++++ Working data ++++

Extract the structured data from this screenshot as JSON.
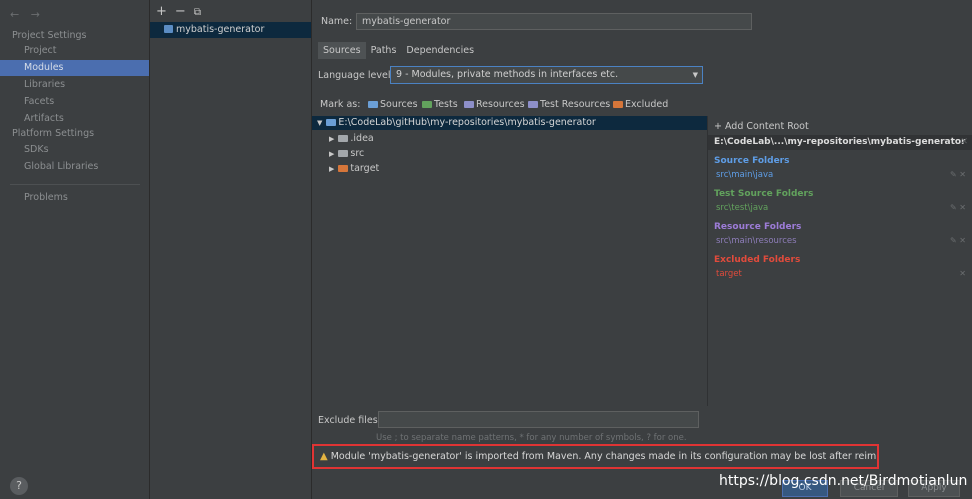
{
  "nav": {
    "arrows": "← →",
    "project_settings": "Project Settings",
    "project": "Project",
    "modules": "Modules",
    "libraries": "Libraries",
    "facets": "Facets",
    "artifacts": "Artifacts",
    "platform_settings": "Platform Settings",
    "sdks": "SDKs",
    "global_libraries": "Global Libraries",
    "problems": "Problems",
    "help": "?"
  },
  "modules_panel": {
    "add": "+",
    "remove": "−",
    "copy": "⧉",
    "item": "mybatis-generator"
  },
  "main": {
    "name_label": "Name:",
    "name_value": "mybatis-generator",
    "tabs": [
      "Sources",
      "Paths",
      "Dependencies"
    ],
    "language_level_label": "Language level:",
    "language_level_value": "9 - Modules, private methods in interfaces etc.",
    "mark_as_label": "Mark as:",
    "mark_sources": "Sources",
    "mark_tests": "Tests",
    "mark_resources": "Resources",
    "mark_test_resources": "Test Resources",
    "mark_excluded": "Excluded",
    "tree": {
      "root": "E:\\CodeLab\\gitHub\\my-repositories\\mybatis-generator",
      "children": [
        ".idea",
        "src",
        "target"
      ]
    },
    "exclude_files_label": "Exclude files:",
    "exclude_files_value": "",
    "exclude_hint": "Use ; to separate name patterns, * for any number of symbols, ? for one.",
    "warning": "Module 'mybatis-generator' is imported from Maven. Any changes made in its configuration may be lost after reimporting."
  },
  "content_roots": {
    "add_label": "+ Add Content Root",
    "root_path": "E:\\CodeLab\\...\\my-repositories\\mybatis-generator",
    "source_title": "Source Folders",
    "source_path": "src\\main\\java",
    "test_title": "Test Source Folders",
    "test_path": "src\\test\\java",
    "resource_title": "Resource Folders",
    "resource_path": "src\\main\\resources",
    "excluded_title": "Excluded Folders",
    "excluded_path": "target"
  },
  "buttons": {
    "ok": "OK",
    "cancel": "Cancel",
    "apply": "Apply"
  },
  "watermark": "https://blog.csdn.net/Birdmotianlun",
  "colors": {
    "source": "#5e9de6",
    "test": "#62a25d",
    "resource": "#9d7cd8",
    "excluded": "#e14b3c",
    "warning_border": "#e03434",
    "selection": "#4b6eaf"
  }
}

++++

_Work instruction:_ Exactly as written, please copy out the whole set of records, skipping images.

_Result of the exercise:_
Extract the structured data from this screenshot as JSON.
{
  "nav": {
    "arrows": "← →",
    "project_settings": "Project Settings",
    "project": "Project",
    "modules": "Modules",
    "libraries": "Libraries",
    "facets": "Facets",
    "artifacts": "Artifacts",
    "platform_settings": "Platform Settings",
    "sdks": "SDKs",
    "global_libraries": "Global Libraries",
    "problems": "Problems",
    "help": "?"
  },
  "modules_panel": {
    "add": "+",
    "remove": "−",
    "copy": "⧉",
    "item": "mybatis-generator"
  },
  "main": {
    "name_label": "Name:",
    "name_value": "mybatis-generator",
    "tabs": [
      "Sources",
      "Paths",
      "Dependencies"
    ],
    "language_level_label": "Language level:",
    "language_level_value": "9 - Modules, private methods in interfaces etc.",
    "mark_as_label": "Mark as:",
    "mark_sources": "Sources",
    "mark_tests": "Tests",
    "mark_resources": "Resources",
    "mark_test_resources": "Test Resources",
    "mark_excluded": "Excluded",
    "tree": {
      "root": "E:\\CodeLab\\gitHub\\my-repositories\\mybatis-generator",
      "children": [
        ".idea",
        "src",
        "target"
      ]
    },
    "exclude_files_label": "Exclude files:",
    "exclude_files_value": "",
    "exclude_hint": "Use ; to separate name patterns, * for any number of symbols, ? for one.",
    "warning": "Module 'mybatis-generator' is imported from Maven. Any changes made in its configuration may be lost after reimporting."
  },
  "content_roots": {
    "add_label": "+ Add Content Root",
    "root_path": "E:\\CodeLab\\...\\my-repositories\\mybatis-generator",
    "source_title": "Source Folders",
    "source_path": "src\\main\\java",
    "test_title": "Test Source Folders",
    "test_path": "src\\test\\java",
    "resource_title": "Resource Folders",
    "resource_path": "src\\main\\resources",
    "excluded_title": "Excluded Folders",
    "excluded_path": "target"
  },
  "buttons": {
    "ok": "OK",
    "cancel": "Cancel",
    "apply": "Apply"
  },
  "watermark": "https://blog.csdn.net/Birdmotianlun",
  "colors": {
    "source": "#5e9de6",
    "test": "#62a25d",
    "resource": "#9d7cd8",
    "excluded": "#e14b3c",
    "warning_border": "#e03434",
    "selection": "#4b6eaf"
  }
}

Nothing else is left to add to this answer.